In the Archethic Smart Contract Language, you can declare 2 types of functions:

  • Internal Functions declared with the fun keyword
  • Exported Functions declared with the export fun keyword

Internal Functions

Internal functions are functions that are only available in the Smart Contract. They are not callable from the outside.

They are declared with the fun keyword and can be called from the Action or Condition blocks.

They can have 0 argument:

fun hello() do
"Hello World!"

Or more:

fun sum(a, b) do
a + b

You can also have the same function name with different signature:

fun sum(a, b) do
a + b

fun sum(list) do
acc = 0
for i in list do
acc = acc + i

These functions aren't able to call another internal function but can call an Exported one.


Internal functions are able to use library module functions tagged as I/O but not the functions tagged as UPDATE_CONTRACT.

Exported Functions

Exported functions are callable from the Smart Contract but also through the outside via the JSON-RPC API. They are declared like internal function but with the export fun syntax.

export fun get_current_count() do

Unlike internal functions, they can be called from any block of code.


External functions are not able to use library module functions tagged as I/O or Transaction.


You may use any functions from the library. The syntax is Module.function(arg1, arg2).


The parenthesis are actually optional! Module.function arg1, arg2 will work as well.

To see the list of functions available in the Smart Contract Language, check the Library page.


We introduced in v1.5.0 the throw keyword. It's useful to provide insightful errors to the end users and helps the dApp developers interacting with contracts.

if Crypto.hash(secret) != State.get("secret_hash") do
throw code: 1, message: "invalid secret", data: secret

The throw takes a map with the following keys:

  • code: an integer of your choice that dApp developers may use to react on a specific error. It should be uniquely identifiable within the contract.
  • message: a string describing the error.
  • data (opt): some context relevant to the error (can be any type).

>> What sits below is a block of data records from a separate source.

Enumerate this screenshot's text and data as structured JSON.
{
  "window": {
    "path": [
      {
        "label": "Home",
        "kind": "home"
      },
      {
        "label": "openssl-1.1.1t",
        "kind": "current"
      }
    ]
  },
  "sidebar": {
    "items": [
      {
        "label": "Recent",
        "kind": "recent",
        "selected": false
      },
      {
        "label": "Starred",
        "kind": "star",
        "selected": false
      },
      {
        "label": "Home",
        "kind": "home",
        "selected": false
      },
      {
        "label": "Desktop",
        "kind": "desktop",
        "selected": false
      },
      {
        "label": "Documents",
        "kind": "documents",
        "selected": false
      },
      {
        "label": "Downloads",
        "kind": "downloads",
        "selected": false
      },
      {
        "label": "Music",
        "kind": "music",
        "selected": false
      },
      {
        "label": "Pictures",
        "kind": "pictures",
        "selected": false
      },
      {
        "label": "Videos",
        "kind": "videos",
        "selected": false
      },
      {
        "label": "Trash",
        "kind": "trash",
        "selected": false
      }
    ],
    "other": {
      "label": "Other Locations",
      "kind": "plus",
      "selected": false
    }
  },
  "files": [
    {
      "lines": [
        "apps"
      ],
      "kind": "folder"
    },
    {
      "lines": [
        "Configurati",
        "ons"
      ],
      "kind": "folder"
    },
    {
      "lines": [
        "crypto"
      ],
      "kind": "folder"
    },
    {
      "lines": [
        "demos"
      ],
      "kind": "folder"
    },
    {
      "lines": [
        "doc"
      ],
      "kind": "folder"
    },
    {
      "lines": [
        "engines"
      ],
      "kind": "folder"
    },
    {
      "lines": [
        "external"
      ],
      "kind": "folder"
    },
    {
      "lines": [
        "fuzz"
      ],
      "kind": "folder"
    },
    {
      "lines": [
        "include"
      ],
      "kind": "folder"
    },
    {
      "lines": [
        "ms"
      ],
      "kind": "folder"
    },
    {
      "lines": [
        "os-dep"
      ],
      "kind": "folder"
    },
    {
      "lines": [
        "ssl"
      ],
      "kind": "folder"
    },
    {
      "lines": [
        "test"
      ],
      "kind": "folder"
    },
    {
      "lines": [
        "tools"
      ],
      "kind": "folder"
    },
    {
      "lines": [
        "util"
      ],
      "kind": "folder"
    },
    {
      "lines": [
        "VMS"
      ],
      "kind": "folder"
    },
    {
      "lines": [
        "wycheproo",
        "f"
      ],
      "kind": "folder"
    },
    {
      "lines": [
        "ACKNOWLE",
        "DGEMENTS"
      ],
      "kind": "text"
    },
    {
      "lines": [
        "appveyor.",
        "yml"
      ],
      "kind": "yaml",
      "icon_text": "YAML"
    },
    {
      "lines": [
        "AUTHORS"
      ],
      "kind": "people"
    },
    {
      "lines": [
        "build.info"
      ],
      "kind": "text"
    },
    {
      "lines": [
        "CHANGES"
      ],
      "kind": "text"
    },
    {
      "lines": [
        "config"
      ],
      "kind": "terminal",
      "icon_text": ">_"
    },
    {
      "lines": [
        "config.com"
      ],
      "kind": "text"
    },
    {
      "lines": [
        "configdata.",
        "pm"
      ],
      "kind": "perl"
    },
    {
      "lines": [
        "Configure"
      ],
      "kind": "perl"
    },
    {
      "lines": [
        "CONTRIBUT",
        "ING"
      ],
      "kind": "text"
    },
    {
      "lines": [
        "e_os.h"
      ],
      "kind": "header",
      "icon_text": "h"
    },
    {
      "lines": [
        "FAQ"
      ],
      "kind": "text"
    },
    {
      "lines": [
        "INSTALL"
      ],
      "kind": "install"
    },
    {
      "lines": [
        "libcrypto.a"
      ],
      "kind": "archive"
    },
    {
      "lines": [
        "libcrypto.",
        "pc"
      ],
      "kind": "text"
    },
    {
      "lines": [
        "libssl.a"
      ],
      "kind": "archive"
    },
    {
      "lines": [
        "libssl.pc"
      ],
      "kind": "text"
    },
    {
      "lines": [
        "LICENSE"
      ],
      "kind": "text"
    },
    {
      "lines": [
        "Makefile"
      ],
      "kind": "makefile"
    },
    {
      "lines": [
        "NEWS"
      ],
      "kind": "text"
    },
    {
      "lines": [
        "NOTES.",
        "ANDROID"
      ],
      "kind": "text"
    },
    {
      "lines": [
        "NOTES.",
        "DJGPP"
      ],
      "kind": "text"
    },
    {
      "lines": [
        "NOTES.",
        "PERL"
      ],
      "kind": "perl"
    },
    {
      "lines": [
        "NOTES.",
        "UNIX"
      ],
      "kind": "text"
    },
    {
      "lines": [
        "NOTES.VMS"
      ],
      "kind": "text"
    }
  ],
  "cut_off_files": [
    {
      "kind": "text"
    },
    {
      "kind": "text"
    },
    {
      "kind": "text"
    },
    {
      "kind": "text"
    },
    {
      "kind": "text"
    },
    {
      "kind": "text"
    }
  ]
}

Reserved keywords

  • for
  • do
  • end
  • if
  • else

... to be completed